My household is more an example of a house that would belong to a hoarder (and not a very organized one at that). Our family is anything but minimalist. As I sit here typing, the dining table alone is covered with mail delivered some time over the past week (or longer), super hero thank-you cards scattered on on corner that my eldest daughter brought in this evening, a mostly-empty water bottle the same daughter contributed, a wide-tooth comb, several infant toys that one or both infant twins played with sometimes since yesterday, some sunflower seed butter from a package intended to help families in need but is foisted on us by a teacher who probably doesn’t want kids in actual need in her class to feel bad because our daughter wasn’t originally accepting them, a gift card for a local big box store, a remote control helicopter (also belonging to my eldest), some finger-food crunchy things for our daughters to try, a started and forgotten feel-good card my eldest had the best of intentions with, an infant blanket thrown over the back of one of the chairs, someone’s clean socks…. And this is a “good” day in terms of clutter1.
And, having young twin daughters, people want to help us out from our respective families and we could easily have had one of the latest “gifts” we never requested gracing the table.
We are hoarders and very unorganized hoarders to boot.
So, why minimalism?
Succinctly put: we can’t afford to continue to hoard and have such messes any more, now that we’ve added twins to our lives. Our house could have handled four hoarders with some effort, but only barely. It’s not nearly big enough to house five hoarders. We need to change our habits, and soon. This is one of the primary reasons.

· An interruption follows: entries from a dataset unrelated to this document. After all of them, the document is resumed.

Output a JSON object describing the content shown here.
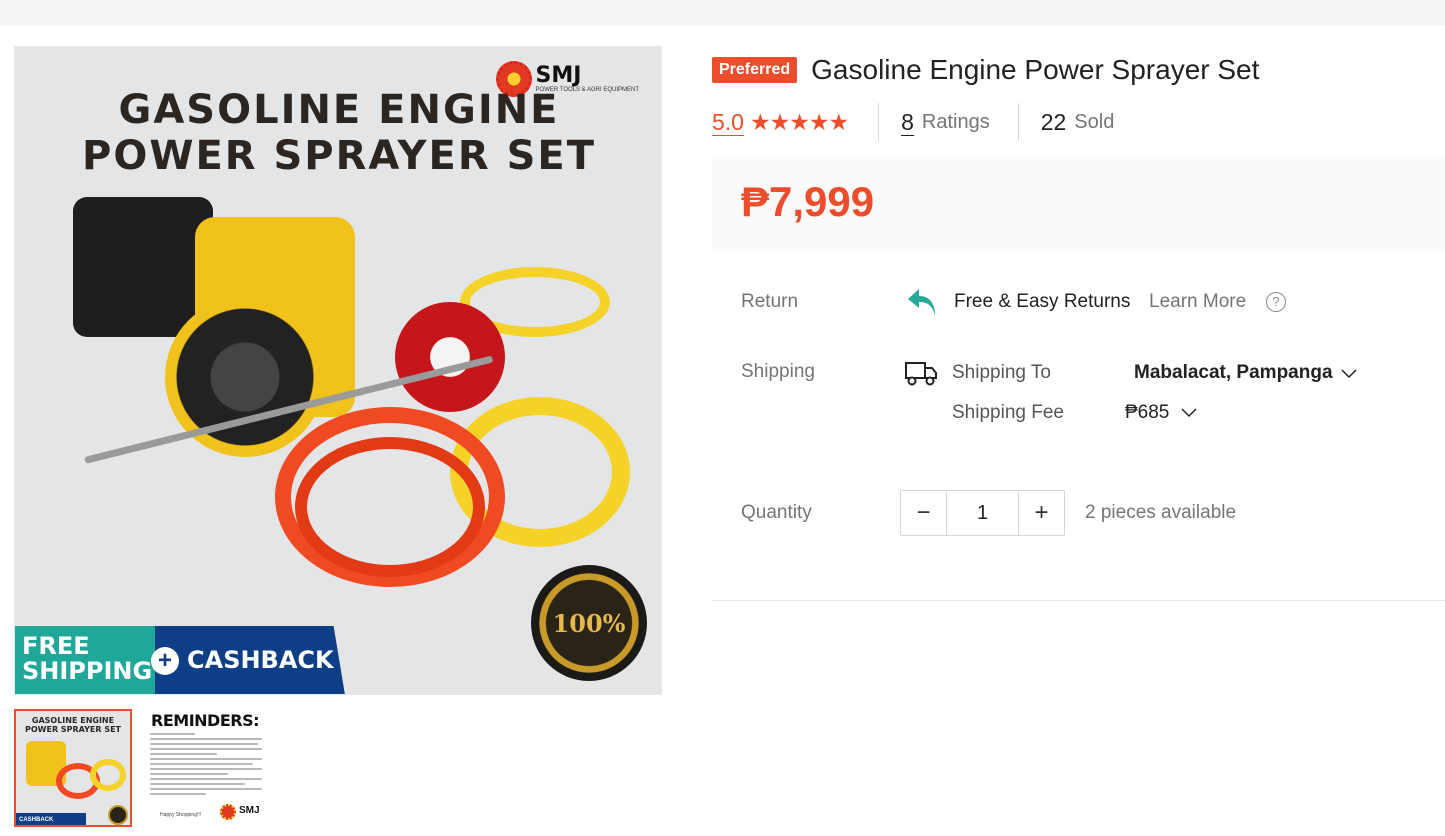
{
  "product_image": {
    "heading_line1": "GASOLINE ENGINE",
    "heading_line2": "POWER SPRAYER SET",
    "logo_name": "SMJ",
    "logo_sub": "POWER TOOLS & AGRI EQUIPMENT",
    "seal_text": "100%",
    "banner_left_line1": "FREE",
    "banner_left_line2": "SHIPPING",
    "banner_right": "CASHBACK"
  },
  "thumbnails": {
    "first_title_line1": "GASOLINE ENGINE",
    "first_title_line2": "POWER SPRAYER SET",
    "first_banner": "CASHBACK",
    "second_title": "REMINDERS:",
    "second_footer": "Happy Shopping!!!",
    "second_logo": "SMJ"
  },
  "product": {
    "badge": "Preferred",
    "title": "Gasoline Engine Power Sprayer Set",
    "rating": "5.0",
    "stars": "★★★★★",
    "ratings_count": "8",
    "ratings_label": "Ratings",
    "sold_count": "22",
    "sold_label": "Sold",
    "price": "₱7,999"
  },
  "return": {
    "label": "Return",
    "text": "Free & Easy Returns",
    "learn_more": "Learn More",
    "help": "?"
  },
  "shipping": {
    "label": "Shipping",
    "to_label": "Shipping To",
    "to_value": "Mabalacat, Pampanga",
    "fee_label": "Shipping Fee",
    "fee_value": "₱685"
  },
  "quantity": {
    "label": "Quantity",
    "minus": "−",
    "value": "1",
    "plus": "+",
    "available": "2 pieces available"
  },
  "colors": {
    "accent": "#ee4d2d",
    "return_icon": "#26aa99"
  },
  "icons": {
    "return": "return-arrow-icon",
    "truck": "truck-icon",
    "chevron": "chevron-down-icon",
    "help": "question-circle-icon"
  }
}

Another goes hand-in-hand with cultivating Tao. Simplicity is one of the virtues extolled in every translation I’ve read of the core Taoism texts. It is quite valued by Zen as well2. One of my many excuses for not cultivating Tao historically has been that my life is too cluttered and chaotic to seriously take up Taoism. To eliminate that excuse, I want to make a concerted effort to simplify what I can simplify in my life, starting with reducing the number of physical things that I have hoarded over the years, many of which are being held on to “just in case” I want to go back to them or they might prove useful in some way later on. While I can try to order everyone else in the family to do the same, none of them have elected to cultivate Tao and they shouldn’t do anything against their nature just because I demand it. What I do hope happens is: that by embracing elements of simplicity and minimalism in my own life, my family members will see the benefits and jump on board with helping to de-clutter our lives. My wife is equally frustrated with our clutter, so I don’t think it will be too much of a stretch to think she’ll join in as well, but my eldest has learned the hoarding principle all too well — and so I will do my best to limit her footprint in the house so that our newest members have space to sleep, eat and play. Perhaps the twins can be caught before they catch the hoarding bug.
So it serves at least two purposes: eliminating untenable levels of clutter and supporting my choice to cultivate Tao.
Of lesser importance, but a definite goal of mine, is the intent to break away from the chains of excessive consumerism. It’s painfully obvious to me that there are things that could be done with my time and money that would give me greater joy than to add to my collected of material possessions. I’ve become keenly aware lately of the surety that some given purchase will bring me instant happiness, only to discover that the joy disappears as soon as the target is in my hand. Some part of my subconscious must firmly believe that getting THINGS will make me happy. Now that my conscious mind can see that is patently not true, I want to free myself from this burdensome habit.
And so, seeing other people from all walks of life finding joy and happiness in living a meaningful life not based on material goods, I want to step away away from those habits which fail to deliver on their empty promises.
I don’t want to get into the details here, but I am also conscious of getting carried away with tackling a minimalist lifestyle. My own approach is much more in alignment with what has been pegged as “rational minimalism”3, so you won’t see me attempting to reduce my belongings to 100 items like some people who adopt more extreme minimalism (which is fine if it works for them). Instead, you will see someone attempting to cull his belongings down to the important and necessary without specific qualifying tiers of success. If I reduce my belongings and reduce the feeling I am surrounded by clutter, I will be satisfied that I have made “progress”.
This brings us to the reasons for posting my dirty laundry online and I’ll cover those reasons in the next post.
- It may seem like I am picking on my eldest daughter, but any of those things found on the dining table could have easily been something else, belonging to anyone else. She just happened to be the current guilty party as I sat down to compose this. ↩
- Zen philosophy colors my Taoism views, but I disagree with some of the tenants of Buddhist Zen. For example, I tend to think of zazan, while valuable for several purposes, as a bit of a fetish for many of the would-be enlightened. Another example is that my own personal worldview is less focused on suffering as the root of all discontent and more geared towards “things are as they are” and acceptance of that truism rather than on escaping suffering. In large part, however, I tend to view many elements of Zen as interchangeable with Taoist thought, so don’t be surprised to see it treated as such in future posts. ↩
- See http://www.becomingminimalist.com/find-a-rational-minimalism-that-works-for-you/ for an explanaion of rational minimalism that comports with my own conceptualization of what is an appropriate level of minimalism for my self and family.↩